── Data records
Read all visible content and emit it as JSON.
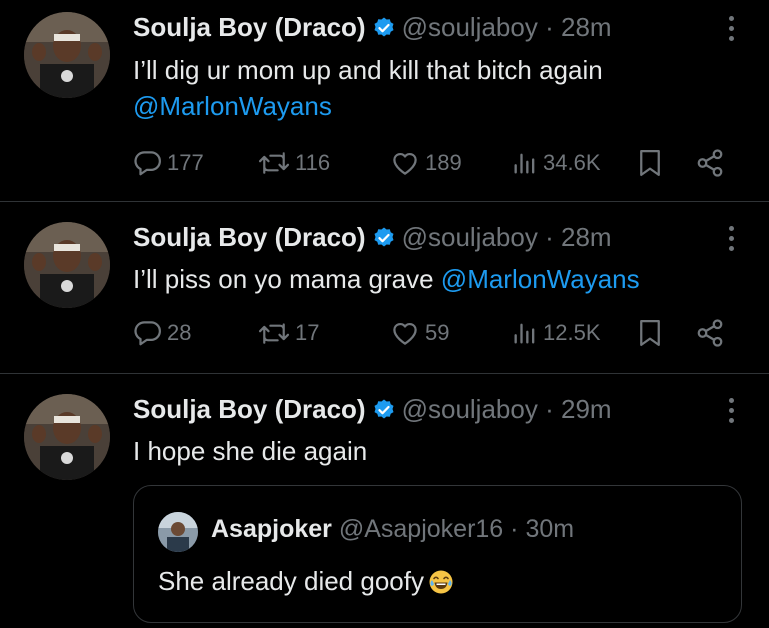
{
  "tweets": [
    {
      "author_name": "Soulja Boy (Draco)",
      "author_handle": "@souljaboy",
      "separator": "·",
      "time": "28m",
      "text": "I’ll dig ur mom up and kill that bitch again",
      "mention": "@MarlonWayans",
      "replies": "177",
      "reposts": "116",
      "likes": "189",
      "views": "34.6K"
    },
    {
      "author_name": "Soulja Boy (Draco)",
      "author_handle": "@souljaboy",
      "separator": "·",
      "time": "28m",
      "text": "I’ll piss on yo mama grave",
      "mention": "@MarlonWayans",
      "replies": "28",
      "reposts": "17",
      "likes": "59",
      "views": "12.5K"
    },
    {
      "author_name": "Soulja Boy (Draco)",
      "author_handle": "@souljaboy",
      "separator": "·",
      "time": "29m",
      "text": "I hope she die again",
      "quote": {
        "author_name": "Asapjoker",
        "author_handle": "@Asapjoker16",
        "separator": "·",
        "time": "30m",
        "text": "She already died goofy"
      }
    }
  ],
  "colors": {
    "background": "#000000",
    "text": "#e7e9ea",
    "secondary": "#71767b",
    "link": "#1d9bf0",
    "verified": "#1d9bf0"
  },
  "icons": [
    "reply-icon",
    "repost-icon",
    "like-icon",
    "views-icon",
    "bookmark-icon",
    "share-icon",
    "verified-badge-icon",
    "more-icon",
    "tears-of-joy-emoji"
  ]
}
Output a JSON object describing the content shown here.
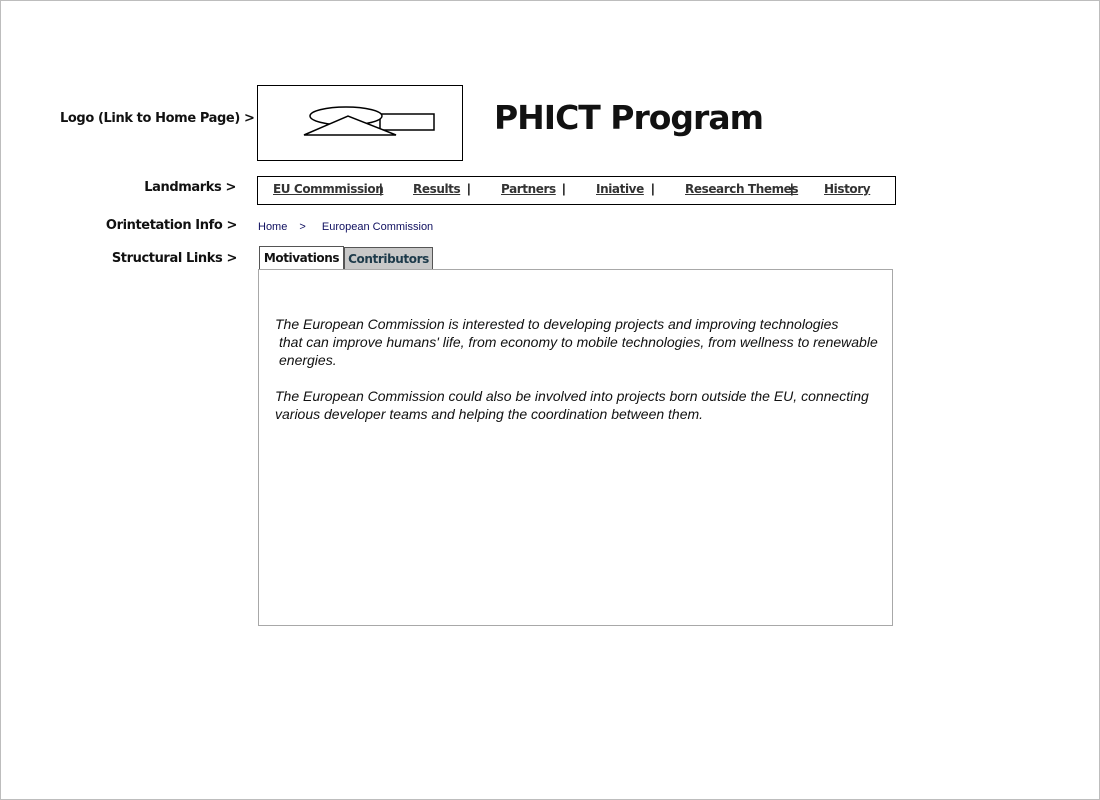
{
  "side_labels": {
    "logo": "Logo (Link to Home Page) >",
    "landmarks": "Landmarks >",
    "orientation": "Orintetation Info >",
    "structural": "Structural Links >"
  },
  "header": {
    "title": "PHICT Program",
    "logo_icon": "placeholder-logo-icon"
  },
  "nav": {
    "items": [
      {
        "label": "EU Commmission"
      },
      {
        "label": "Results"
      },
      {
        "label": "Partners"
      },
      {
        "label": "Iniative"
      },
      {
        "label": "Research Themes"
      },
      {
        "label": "History"
      }
    ],
    "separator": "|"
  },
  "breadcrumb": {
    "home": "Home",
    "separator": ">",
    "current": "European Commission"
  },
  "tabs": [
    {
      "label": "Motivations",
      "active": true
    },
    {
      "label": "Contributors",
      "active": false
    }
  ],
  "content": {
    "paragraph1": {
      "line1": "The European Commission is interested to developing projects and improving technologies",
      "line2": "that can improve humans' life, from economy to mobile technologies, from wellness to renewable",
      "line3": "energies."
    },
    "paragraph2": {
      "line1": "The European Commission could also be involved into projects born outside the EU, connecting",
      "line2": "various developer teams and helping the coordination between them."
    }
  },
  "colors": {
    "breadcrumb_text": "#101060",
    "inactive_tab_bg": "#c8c8c8"
  }
}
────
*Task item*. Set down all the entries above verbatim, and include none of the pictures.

*Answer*.
Read all visible content and emit it as JSON.
{
  "tweets": [
    {
      "author_name": "Soulja Boy (Draco)",
      "author_handle": "@souljaboy",
      "separator": "·",
      "time": "28m",
      "text": "I’ll dig ur mom up and kill that bitch again",
      "mention": "@MarlonWayans",
      "replies": "177",
      "reposts": "116",
      "likes": "189",
      "views": "34.6K"
    },
    {
      "author_name": "Soulja Boy (Draco)",
      "author_handle": "@souljaboy",
      "separator": "·",
      "time": "28m",
      "text": "I’ll piss on yo mama grave",
      "mention": "@MarlonWayans",
      "replies": "28",
      "reposts": "17",
      "likes": "59",
      "views": "12.5K"
    },
    {
      "author_name": "Soulja Boy (Draco)",
      "author_handle": "@souljaboy",
      "separator": "·",
      "time": "29m",
      "text": "I hope she die again",
      "quote": {
        "author_name": "Asapjoker",
        "author_handle": "@Asapjoker16",
        "separator": "·",
        "time": "30m",
        "text": "She already died goofy"
      }
    }
  ],
  "colors": {
    "background": "#000000",
    "text": "#e7e9ea",
    "secondary": "#71767b",
    "link": "#1d9bf0",
    "verified": "#1d9bf0"
  },
  "icons": [
    "reply-icon",
    "repost-icon",
    "like-icon",
    "views-icon",
    "bookmark-icon",
    "share-icon",
    "verified-badge-icon",
    "more-icon",
    "tears-of-joy-emoji"
  ]
}
Output a JSON object describing the content shown here.
{
  "side_labels": {
    "logo": "Logo (Link to Home Page) >",
    "landmarks": "Landmarks >",
    "orientation": "Orintetation Info >",
    "structural": "Structural Links >"
  },
  "header": {
    "title": "PHICT Program",
    "logo_icon": "placeholder-logo-icon"
  },
  "nav": {
    "items": [
      {
        "label": "EU Commmission"
      },
      {
        "label": "Results"
      },
      {
        "label": "Partners"
      },
      {
        "label": "Iniative"
      },
      {
        "label": "Research Themes"
      },
      {
        "label": "History"
      }
    ],
    "separator": "|"
  },
  "breadcrumb": {
    "home": "Home",
    "separator": ">",
    "current": "European Commission"
  },
  "tabs": [
    {
      "label": "Motivations",
      "active": true
    },
    {
      "label": "Contributors",
      "active": false
    }
  ],
  "content": {
    "paragraph1": {
      "line1": "The European Commission is interested to developing projects and improving technologies",
      "line2": "that can improve humans' life, from economy to mobile technologies, from wellness to renewable",
      "line3": "energies."
    },
    "paragraph2": {
      "line1": "The European Commission could also be involved into projects born outside the EU, connecting",
      "line2": "various developer teams and helping the coordination between them."
    }
  },
  "colors": {
    "breadcrumb_text": "#101060",
    "inactive_tab_bg": "#c8c8c8"
  }
}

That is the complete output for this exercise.